PROBLEM REQUIREMENTS: Copy out, from the entries below, each line that holds the string "Shape".
(INFORMATION PROVIDED)
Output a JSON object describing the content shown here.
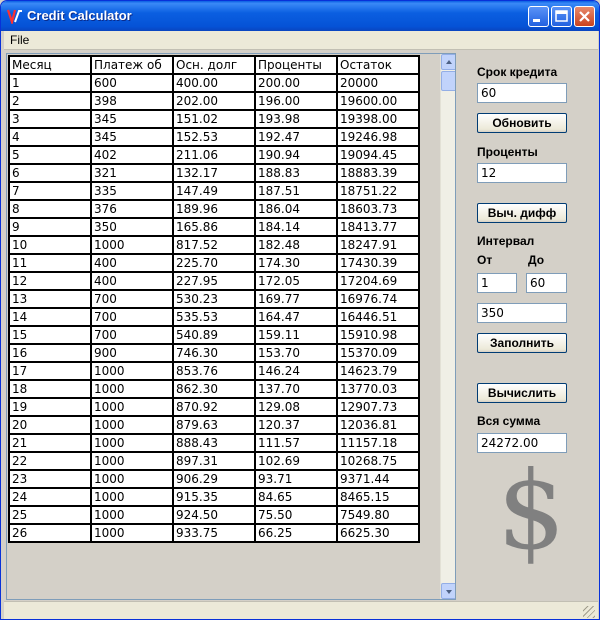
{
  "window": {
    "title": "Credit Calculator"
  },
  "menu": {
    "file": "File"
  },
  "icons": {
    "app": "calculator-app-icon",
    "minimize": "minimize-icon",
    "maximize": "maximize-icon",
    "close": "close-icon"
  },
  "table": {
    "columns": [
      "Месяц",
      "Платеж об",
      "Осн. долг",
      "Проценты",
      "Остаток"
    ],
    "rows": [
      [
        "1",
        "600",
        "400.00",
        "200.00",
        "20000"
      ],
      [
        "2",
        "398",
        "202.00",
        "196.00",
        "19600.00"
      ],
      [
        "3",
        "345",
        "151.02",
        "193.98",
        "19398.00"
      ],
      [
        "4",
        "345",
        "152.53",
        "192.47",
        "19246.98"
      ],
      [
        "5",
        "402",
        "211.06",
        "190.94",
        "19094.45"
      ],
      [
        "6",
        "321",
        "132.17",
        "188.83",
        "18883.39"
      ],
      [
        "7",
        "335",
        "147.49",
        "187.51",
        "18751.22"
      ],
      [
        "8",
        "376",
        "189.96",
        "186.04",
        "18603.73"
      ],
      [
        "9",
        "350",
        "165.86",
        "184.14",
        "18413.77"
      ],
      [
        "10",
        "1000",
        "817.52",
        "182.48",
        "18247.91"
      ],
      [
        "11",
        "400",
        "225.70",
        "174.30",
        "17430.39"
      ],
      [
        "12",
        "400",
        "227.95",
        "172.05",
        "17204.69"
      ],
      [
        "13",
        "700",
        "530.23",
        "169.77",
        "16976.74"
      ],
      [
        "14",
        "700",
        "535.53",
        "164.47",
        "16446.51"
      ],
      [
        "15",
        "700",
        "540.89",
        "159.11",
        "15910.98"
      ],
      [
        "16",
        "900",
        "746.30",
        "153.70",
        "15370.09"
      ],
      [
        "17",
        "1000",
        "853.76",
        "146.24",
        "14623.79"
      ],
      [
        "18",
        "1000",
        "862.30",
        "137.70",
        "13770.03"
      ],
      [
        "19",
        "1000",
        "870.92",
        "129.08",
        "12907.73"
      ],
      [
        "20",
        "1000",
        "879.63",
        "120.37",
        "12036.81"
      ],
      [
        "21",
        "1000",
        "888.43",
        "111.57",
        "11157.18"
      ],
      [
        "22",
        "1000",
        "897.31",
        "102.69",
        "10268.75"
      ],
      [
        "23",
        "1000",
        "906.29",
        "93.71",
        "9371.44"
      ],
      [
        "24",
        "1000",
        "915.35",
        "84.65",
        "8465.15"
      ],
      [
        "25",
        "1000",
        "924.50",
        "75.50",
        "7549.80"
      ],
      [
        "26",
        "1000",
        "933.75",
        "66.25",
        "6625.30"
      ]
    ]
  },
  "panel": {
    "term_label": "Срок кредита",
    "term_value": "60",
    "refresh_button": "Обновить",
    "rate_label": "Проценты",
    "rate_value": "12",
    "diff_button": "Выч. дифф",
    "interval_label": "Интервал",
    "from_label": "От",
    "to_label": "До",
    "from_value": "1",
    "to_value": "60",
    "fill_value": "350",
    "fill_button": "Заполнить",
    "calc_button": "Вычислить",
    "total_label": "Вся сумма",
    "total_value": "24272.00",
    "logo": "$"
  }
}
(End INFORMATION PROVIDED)
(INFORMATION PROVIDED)
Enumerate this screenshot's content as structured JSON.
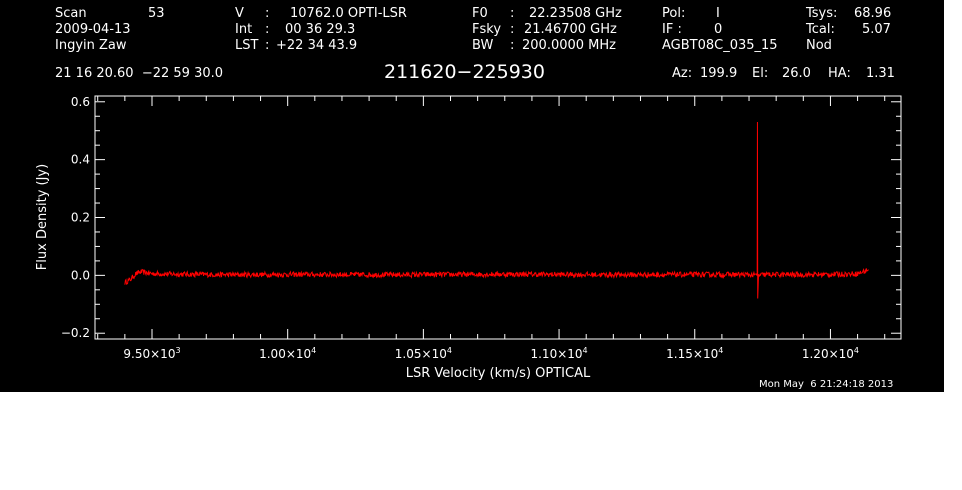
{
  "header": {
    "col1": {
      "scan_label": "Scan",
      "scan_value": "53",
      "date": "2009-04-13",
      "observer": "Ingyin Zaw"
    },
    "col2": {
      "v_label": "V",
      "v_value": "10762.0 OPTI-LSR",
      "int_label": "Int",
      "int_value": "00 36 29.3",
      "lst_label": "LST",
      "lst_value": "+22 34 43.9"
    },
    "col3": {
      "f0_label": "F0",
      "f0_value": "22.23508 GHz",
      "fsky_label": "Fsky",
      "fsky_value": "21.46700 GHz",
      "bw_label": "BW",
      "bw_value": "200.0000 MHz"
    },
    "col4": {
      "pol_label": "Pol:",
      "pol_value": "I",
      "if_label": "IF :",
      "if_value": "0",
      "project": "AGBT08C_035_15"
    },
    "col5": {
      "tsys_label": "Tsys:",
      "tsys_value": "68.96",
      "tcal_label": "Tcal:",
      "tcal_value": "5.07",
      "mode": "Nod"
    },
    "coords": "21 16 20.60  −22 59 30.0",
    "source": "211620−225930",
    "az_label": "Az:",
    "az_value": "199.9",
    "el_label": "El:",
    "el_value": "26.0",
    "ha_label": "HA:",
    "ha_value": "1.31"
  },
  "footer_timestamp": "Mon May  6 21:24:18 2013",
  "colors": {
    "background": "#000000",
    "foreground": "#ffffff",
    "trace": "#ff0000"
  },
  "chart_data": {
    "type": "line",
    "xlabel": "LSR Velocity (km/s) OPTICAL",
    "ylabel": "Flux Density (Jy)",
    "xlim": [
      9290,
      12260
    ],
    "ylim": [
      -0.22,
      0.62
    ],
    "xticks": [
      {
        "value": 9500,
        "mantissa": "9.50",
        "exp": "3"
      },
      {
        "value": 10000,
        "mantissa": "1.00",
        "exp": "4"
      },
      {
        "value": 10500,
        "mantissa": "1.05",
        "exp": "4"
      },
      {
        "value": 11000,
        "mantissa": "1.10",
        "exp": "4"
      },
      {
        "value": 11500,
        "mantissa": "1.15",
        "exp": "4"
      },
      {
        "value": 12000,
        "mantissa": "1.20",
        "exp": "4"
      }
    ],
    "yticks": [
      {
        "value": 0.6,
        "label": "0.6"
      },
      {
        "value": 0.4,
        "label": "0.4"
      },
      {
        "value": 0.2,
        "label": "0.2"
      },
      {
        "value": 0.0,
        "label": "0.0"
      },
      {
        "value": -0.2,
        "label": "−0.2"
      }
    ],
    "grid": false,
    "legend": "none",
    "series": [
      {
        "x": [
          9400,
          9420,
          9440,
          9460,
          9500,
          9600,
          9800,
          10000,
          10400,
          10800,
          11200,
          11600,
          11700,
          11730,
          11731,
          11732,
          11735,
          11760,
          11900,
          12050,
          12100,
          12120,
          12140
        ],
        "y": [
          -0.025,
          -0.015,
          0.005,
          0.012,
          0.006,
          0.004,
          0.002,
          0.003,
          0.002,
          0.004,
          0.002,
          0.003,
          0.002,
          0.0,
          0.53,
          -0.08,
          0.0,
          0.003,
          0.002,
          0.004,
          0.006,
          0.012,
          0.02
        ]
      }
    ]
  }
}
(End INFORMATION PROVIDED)
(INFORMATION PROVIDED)
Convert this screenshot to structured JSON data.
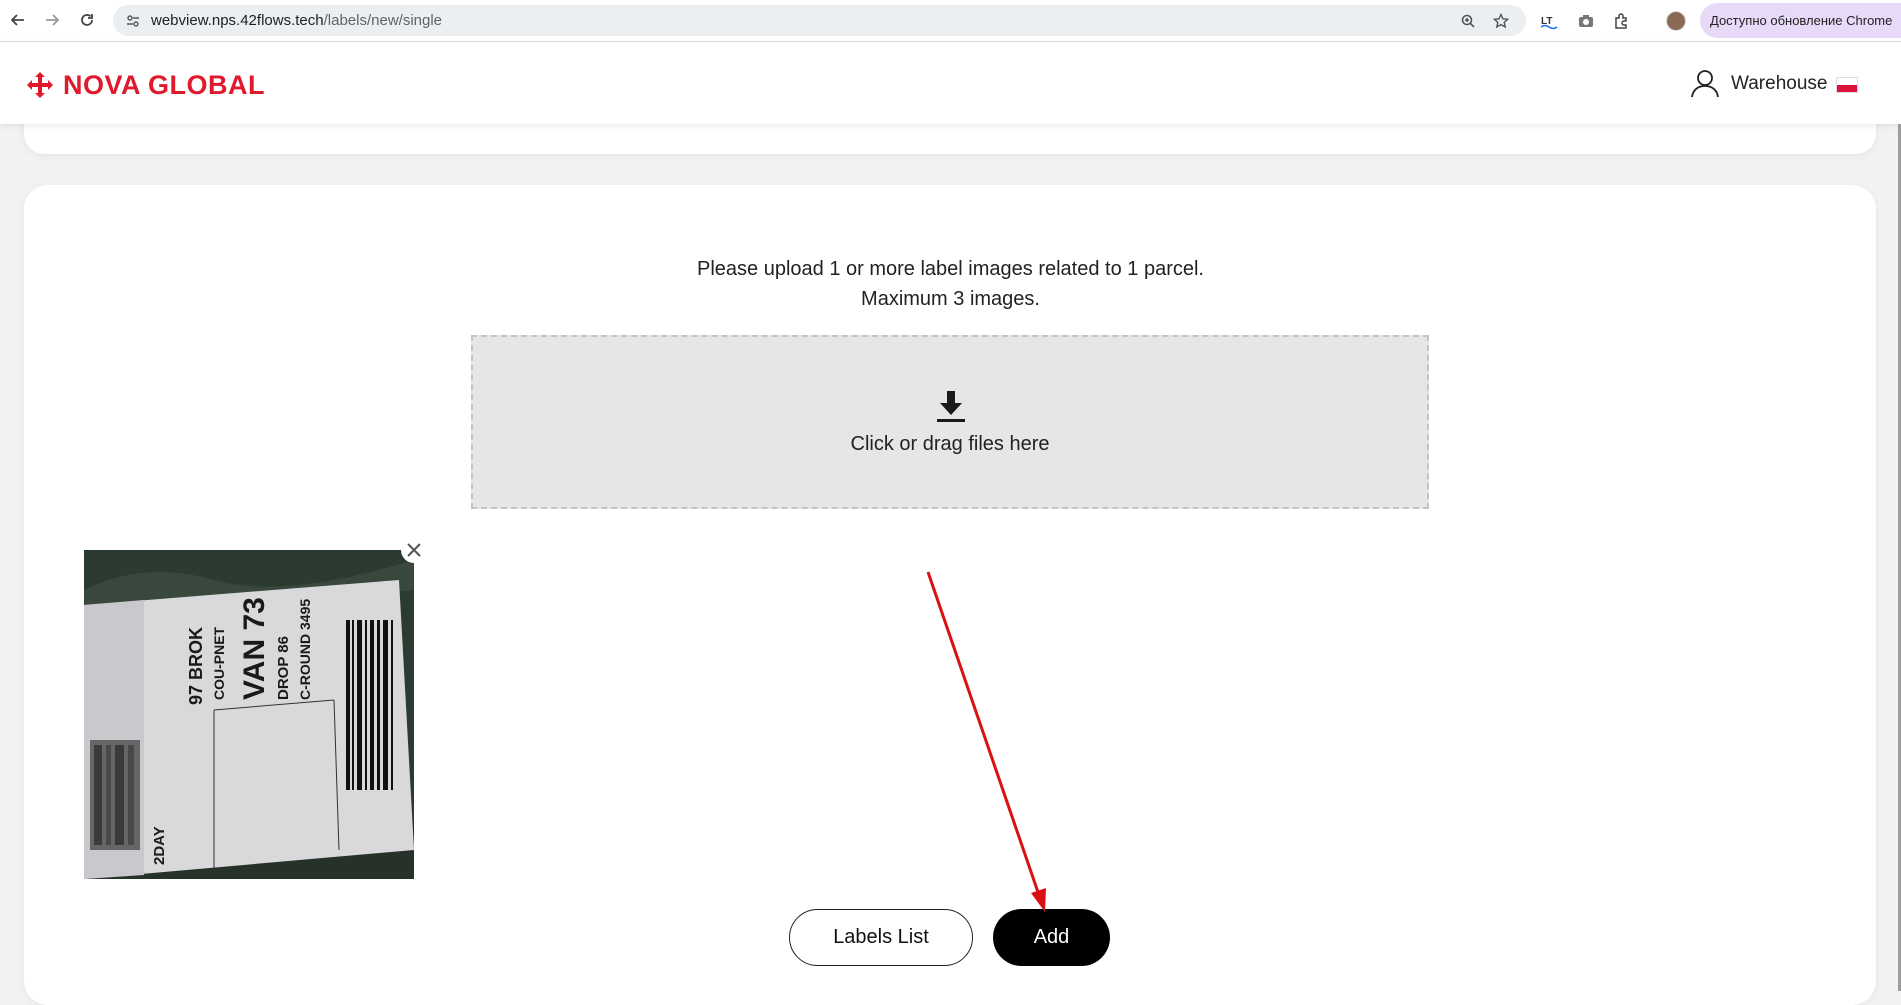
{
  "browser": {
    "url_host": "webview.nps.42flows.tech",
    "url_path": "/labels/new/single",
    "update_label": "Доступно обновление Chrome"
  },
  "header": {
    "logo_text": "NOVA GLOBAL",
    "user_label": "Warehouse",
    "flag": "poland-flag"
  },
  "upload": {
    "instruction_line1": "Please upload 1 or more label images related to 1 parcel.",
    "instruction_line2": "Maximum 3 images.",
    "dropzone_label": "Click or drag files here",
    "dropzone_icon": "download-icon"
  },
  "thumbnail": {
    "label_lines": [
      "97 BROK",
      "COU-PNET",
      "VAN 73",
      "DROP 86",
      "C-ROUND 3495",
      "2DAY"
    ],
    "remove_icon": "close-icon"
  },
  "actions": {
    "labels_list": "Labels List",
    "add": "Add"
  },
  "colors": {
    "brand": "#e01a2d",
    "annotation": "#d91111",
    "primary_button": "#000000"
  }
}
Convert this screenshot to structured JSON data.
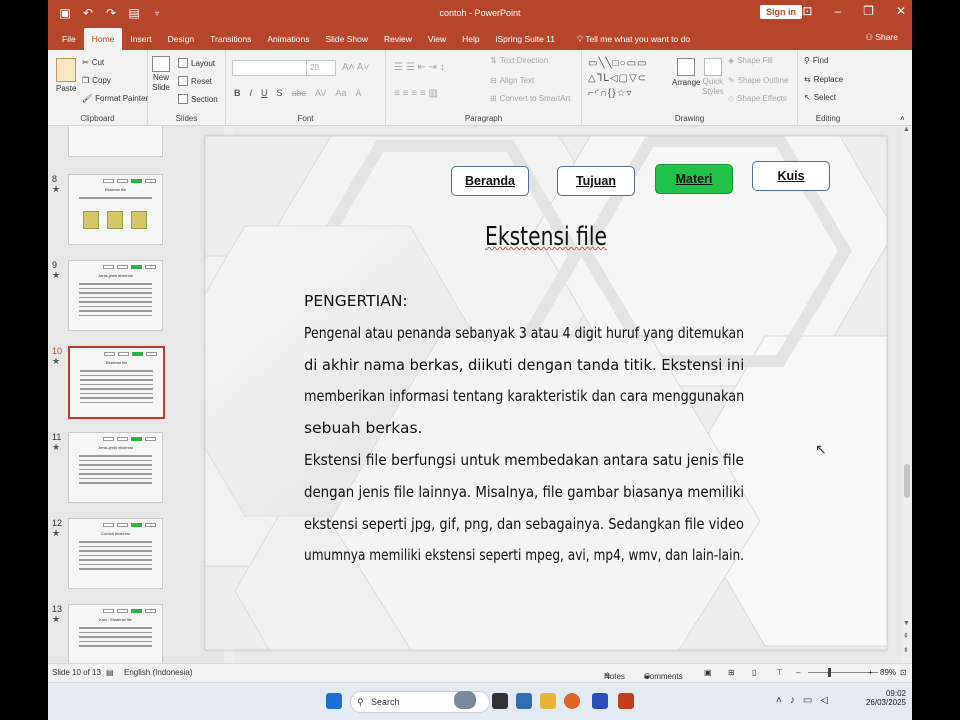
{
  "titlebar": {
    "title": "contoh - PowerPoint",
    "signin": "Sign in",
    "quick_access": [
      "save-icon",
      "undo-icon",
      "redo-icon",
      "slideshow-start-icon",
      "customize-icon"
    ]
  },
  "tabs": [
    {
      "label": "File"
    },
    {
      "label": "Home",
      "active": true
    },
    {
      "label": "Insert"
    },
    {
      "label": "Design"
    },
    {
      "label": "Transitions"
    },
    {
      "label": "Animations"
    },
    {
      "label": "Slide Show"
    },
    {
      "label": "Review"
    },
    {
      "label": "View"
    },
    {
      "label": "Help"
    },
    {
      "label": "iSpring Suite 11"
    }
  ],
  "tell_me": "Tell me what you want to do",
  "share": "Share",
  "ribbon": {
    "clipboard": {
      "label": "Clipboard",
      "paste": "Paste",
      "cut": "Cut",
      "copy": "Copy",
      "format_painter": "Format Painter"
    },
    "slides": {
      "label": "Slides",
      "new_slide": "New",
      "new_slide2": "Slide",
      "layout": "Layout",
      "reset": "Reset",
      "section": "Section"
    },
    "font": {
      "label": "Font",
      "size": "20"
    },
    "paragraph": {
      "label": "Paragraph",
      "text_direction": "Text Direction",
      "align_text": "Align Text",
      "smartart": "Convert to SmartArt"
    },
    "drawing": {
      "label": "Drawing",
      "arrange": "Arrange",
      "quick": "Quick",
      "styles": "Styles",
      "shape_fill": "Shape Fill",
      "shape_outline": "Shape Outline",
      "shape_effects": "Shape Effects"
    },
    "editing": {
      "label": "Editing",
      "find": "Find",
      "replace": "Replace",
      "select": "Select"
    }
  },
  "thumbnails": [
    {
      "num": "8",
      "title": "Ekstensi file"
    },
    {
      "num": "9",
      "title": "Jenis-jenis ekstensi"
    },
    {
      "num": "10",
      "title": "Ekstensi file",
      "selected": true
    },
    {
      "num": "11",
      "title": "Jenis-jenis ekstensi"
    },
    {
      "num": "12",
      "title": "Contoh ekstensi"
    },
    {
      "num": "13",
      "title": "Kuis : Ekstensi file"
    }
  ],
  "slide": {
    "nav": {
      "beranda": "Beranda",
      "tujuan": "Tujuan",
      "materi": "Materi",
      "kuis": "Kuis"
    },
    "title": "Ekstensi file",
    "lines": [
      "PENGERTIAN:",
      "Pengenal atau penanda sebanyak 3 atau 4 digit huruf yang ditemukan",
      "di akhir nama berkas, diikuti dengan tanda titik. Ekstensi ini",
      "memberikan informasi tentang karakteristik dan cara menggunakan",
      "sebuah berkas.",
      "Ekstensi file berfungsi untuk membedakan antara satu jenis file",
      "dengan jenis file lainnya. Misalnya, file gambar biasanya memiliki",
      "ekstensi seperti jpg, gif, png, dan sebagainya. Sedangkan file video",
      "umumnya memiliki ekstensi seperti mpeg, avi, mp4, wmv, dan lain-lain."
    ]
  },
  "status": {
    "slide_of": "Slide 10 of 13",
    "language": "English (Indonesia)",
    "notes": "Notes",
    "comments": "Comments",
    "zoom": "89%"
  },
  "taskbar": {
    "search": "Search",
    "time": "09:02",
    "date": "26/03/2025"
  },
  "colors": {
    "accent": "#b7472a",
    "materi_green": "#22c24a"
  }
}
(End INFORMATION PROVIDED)
ANSWER SECTION:
      "shape_fill": "Shape Fill",
      "shape_outline": "Shape Outline",
      "shape_effects": "Shape Effects"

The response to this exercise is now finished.